TIA,

Winters
[/quote]

Yes, I would highly recommend the book. It is full of facts and very interesting.


#40

It is not good enough just to tell someone to look it up for yourself. If someone quotes a document it should be sourced properly if it is to be taken seriously. The person quoting the document must have read it therefore they should be able to give an accurate citing.

When something is such a well-known, universally known fact, then it’s perfectly alright to do as I did.

Yeah, the *Catholic Encyclopoedia * does give a really convoluted defense of Hus’s burning, but I find it to be a load of B.S. So, apparently, does our Holy Father.
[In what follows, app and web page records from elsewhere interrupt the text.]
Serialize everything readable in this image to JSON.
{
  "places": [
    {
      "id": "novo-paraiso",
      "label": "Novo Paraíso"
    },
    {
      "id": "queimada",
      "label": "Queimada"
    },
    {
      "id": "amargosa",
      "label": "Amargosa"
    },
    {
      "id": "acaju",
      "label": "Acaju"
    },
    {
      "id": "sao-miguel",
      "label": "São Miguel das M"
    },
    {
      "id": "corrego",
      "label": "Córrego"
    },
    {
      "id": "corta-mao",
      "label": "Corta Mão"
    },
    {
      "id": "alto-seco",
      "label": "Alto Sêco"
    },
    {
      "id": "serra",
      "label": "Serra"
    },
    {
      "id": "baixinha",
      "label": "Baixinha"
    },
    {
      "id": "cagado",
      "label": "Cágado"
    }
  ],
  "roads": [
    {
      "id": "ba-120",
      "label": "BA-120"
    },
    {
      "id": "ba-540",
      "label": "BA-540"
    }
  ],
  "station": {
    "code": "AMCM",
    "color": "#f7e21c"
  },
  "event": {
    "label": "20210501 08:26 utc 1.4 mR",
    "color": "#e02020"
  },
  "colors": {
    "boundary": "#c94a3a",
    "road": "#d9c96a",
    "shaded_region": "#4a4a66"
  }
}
Do you honestly believe that Hus would have gone to Constance, if his “safe passage” only meant he wouldn’t be harmed on the way, but would be burnt once he got there?

Like I said, type in the words “Jan Hus” into a google search engine, and read several different things about him. All will agree: He was killed unlawfully.

Why are Catholics so loathe to admit whenever one of their own does something wrong?


DISCLAIMER: The views and opinions expressed in these forums do not necessarily reflect those of Catholic Answers. For official apologetics resources please visit www.catholic.com.